Dataset rows describing interfaces
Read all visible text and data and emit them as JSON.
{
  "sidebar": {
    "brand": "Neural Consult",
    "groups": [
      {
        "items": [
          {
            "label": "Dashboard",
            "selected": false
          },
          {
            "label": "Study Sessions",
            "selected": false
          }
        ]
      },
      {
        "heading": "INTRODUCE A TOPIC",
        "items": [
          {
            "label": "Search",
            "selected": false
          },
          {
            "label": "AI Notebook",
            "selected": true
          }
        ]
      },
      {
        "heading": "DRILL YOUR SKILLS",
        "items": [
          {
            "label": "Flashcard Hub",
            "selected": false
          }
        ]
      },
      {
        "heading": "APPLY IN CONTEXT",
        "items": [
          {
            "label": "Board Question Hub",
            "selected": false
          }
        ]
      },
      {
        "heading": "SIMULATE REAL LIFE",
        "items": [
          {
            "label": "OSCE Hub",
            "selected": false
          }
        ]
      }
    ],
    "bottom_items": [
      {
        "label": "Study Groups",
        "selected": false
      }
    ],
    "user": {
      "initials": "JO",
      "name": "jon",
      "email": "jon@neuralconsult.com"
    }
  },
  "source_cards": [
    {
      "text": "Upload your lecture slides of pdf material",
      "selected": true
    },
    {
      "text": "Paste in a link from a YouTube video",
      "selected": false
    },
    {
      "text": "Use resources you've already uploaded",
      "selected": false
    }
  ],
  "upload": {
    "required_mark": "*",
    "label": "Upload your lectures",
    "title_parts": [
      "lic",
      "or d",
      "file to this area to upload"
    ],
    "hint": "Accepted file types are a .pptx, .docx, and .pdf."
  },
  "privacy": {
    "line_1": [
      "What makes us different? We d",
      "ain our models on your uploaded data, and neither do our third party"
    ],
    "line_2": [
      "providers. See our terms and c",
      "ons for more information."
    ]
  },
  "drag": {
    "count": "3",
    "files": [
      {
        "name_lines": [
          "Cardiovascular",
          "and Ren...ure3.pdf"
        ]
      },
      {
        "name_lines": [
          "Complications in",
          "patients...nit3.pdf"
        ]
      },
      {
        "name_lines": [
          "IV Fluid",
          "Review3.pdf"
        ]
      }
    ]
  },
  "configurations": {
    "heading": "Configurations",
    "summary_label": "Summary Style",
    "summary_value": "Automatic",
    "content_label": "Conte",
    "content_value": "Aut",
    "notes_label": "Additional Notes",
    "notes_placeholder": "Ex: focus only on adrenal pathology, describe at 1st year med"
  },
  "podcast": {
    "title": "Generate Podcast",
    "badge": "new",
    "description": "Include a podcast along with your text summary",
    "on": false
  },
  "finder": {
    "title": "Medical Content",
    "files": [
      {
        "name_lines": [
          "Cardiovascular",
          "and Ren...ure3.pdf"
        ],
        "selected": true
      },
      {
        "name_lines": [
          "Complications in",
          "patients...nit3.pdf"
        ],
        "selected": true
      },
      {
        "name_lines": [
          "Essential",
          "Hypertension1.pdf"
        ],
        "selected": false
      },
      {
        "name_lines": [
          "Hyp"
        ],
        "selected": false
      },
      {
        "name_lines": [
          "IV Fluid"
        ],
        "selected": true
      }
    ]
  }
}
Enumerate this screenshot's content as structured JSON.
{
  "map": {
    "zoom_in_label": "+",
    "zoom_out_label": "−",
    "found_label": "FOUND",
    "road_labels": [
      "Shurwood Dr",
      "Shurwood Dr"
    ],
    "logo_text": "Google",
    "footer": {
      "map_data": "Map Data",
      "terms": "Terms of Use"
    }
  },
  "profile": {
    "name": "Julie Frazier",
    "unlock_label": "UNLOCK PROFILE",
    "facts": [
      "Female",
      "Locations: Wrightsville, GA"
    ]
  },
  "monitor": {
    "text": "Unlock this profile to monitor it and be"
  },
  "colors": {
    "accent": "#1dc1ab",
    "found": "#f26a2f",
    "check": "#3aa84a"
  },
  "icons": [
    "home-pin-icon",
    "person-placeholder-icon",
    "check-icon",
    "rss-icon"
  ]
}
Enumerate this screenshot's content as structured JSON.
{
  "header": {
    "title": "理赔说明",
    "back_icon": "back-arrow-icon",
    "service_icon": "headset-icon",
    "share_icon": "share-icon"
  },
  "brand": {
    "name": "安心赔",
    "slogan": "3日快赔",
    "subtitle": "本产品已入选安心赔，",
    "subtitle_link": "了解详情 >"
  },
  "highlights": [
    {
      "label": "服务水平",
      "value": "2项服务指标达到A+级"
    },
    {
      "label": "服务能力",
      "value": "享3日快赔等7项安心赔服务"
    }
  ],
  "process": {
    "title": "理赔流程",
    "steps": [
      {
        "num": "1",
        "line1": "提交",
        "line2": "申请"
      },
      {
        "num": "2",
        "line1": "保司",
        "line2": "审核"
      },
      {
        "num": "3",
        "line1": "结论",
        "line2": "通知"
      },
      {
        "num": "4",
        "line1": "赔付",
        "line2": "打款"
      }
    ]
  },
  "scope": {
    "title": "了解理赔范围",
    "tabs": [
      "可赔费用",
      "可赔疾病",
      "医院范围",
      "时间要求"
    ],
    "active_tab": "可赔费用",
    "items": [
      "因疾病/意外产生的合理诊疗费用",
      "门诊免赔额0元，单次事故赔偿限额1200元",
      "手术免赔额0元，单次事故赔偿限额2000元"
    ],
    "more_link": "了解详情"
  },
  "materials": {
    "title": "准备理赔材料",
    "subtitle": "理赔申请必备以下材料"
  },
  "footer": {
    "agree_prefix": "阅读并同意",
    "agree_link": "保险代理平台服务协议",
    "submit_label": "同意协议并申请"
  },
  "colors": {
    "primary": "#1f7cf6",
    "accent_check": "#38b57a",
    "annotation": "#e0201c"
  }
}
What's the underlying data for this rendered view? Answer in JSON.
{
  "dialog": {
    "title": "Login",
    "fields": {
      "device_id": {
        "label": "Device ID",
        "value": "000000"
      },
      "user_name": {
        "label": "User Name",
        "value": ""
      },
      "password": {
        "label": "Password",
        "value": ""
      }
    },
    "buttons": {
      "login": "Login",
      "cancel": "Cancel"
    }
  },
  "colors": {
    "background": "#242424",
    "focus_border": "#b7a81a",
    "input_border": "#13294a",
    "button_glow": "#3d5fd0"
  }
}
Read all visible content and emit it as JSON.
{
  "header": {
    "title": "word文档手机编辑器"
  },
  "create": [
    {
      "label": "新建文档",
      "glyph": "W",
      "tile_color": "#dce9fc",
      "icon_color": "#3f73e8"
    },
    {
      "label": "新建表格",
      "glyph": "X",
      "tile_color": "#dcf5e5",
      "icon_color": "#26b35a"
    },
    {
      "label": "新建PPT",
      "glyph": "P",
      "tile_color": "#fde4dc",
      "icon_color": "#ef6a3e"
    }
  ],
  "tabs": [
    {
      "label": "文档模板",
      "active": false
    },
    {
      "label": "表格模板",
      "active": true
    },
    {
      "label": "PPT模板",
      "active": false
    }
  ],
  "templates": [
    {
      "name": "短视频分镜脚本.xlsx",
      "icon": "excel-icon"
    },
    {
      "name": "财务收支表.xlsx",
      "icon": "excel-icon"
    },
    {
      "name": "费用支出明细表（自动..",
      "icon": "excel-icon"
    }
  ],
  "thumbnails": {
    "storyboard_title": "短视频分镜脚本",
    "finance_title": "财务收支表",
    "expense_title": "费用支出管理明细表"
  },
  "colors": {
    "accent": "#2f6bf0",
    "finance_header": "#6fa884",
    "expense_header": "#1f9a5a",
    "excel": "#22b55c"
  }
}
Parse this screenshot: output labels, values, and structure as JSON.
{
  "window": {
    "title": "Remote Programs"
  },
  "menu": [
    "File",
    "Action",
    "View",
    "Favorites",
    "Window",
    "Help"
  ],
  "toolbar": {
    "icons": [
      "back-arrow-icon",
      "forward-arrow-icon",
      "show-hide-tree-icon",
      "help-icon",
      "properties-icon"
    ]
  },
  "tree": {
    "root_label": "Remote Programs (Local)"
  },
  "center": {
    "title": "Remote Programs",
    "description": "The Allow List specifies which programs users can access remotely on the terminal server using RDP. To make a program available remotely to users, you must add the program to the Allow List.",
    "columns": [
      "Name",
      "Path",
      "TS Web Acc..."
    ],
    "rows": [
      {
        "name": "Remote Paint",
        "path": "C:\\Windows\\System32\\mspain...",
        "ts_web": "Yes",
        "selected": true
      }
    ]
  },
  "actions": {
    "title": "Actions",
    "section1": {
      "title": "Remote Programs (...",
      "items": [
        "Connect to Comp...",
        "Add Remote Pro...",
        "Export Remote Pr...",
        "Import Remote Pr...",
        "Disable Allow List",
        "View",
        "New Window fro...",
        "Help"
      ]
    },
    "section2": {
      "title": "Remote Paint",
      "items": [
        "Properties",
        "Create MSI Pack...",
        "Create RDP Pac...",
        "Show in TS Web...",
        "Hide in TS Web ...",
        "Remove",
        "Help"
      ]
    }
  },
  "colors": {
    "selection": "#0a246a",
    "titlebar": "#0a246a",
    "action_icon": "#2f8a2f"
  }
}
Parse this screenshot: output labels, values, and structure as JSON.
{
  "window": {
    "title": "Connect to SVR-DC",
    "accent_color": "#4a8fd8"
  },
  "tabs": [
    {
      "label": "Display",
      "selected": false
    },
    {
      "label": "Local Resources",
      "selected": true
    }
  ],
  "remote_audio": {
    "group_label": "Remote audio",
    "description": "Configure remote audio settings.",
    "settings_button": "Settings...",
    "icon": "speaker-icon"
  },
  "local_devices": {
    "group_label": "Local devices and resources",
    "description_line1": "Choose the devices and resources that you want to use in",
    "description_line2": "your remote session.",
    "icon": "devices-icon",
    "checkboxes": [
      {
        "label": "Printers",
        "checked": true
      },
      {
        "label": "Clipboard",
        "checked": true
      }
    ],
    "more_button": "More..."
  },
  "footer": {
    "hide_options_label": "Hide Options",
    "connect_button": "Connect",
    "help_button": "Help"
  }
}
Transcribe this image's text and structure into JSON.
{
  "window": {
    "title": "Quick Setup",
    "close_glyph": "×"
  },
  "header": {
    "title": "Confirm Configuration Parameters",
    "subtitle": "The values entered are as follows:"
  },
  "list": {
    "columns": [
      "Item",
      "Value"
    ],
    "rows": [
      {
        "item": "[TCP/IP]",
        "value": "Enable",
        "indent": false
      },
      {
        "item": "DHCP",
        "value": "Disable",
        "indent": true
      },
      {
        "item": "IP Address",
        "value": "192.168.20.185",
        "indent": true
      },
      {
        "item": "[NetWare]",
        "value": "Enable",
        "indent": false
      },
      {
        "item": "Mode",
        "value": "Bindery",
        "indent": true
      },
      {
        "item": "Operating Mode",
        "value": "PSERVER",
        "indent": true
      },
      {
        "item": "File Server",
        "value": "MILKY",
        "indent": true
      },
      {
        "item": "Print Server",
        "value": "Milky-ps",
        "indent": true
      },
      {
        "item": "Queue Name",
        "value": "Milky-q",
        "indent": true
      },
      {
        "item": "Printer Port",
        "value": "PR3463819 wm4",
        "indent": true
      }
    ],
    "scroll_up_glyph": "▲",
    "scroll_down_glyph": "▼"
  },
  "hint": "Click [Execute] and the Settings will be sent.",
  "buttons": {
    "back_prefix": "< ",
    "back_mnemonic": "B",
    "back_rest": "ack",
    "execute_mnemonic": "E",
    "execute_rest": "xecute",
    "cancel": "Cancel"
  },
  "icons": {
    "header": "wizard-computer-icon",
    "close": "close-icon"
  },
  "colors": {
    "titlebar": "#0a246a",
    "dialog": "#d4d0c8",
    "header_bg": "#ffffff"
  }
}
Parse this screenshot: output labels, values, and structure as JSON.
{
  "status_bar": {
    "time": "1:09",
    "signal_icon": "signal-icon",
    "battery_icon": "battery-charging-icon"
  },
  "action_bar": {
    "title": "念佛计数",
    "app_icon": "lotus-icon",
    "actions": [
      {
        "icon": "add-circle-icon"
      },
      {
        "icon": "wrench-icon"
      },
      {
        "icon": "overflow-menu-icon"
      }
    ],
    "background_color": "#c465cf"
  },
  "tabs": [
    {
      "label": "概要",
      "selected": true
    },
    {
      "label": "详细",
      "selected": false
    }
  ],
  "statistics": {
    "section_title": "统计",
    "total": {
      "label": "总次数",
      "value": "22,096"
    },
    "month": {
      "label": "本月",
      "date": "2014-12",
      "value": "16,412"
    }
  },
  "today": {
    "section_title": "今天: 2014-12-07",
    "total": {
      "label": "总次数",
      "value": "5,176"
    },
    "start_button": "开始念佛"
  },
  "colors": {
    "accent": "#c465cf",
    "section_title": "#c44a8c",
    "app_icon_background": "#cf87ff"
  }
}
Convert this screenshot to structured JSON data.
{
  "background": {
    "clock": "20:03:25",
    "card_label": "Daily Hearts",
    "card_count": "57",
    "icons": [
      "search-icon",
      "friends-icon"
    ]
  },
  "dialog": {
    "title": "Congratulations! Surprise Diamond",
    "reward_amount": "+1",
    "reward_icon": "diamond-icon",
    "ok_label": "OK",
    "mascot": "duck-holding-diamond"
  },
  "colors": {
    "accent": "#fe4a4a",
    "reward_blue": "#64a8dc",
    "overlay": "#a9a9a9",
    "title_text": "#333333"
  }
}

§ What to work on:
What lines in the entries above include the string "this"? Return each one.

§ Result of the task:
      "file to this area to upload"
Enumerate this screenshot's content as structured JSON.
    "text": "Unlock this profile to monitor it and be"
Enumerate this screenshot's content as structured JSON.
What's the underlying data for this rendered view? Answer in JSON.
Parse this screenshot: output labels, values, and structure as JSON.
Parse this screenshot: output labels, values, and structure as JSON.
Transcribe this image's text and structure into JSON.
Parse this screenshot: output labels, values, and structure as JSON.
Convert this screenshot to structured JSON data.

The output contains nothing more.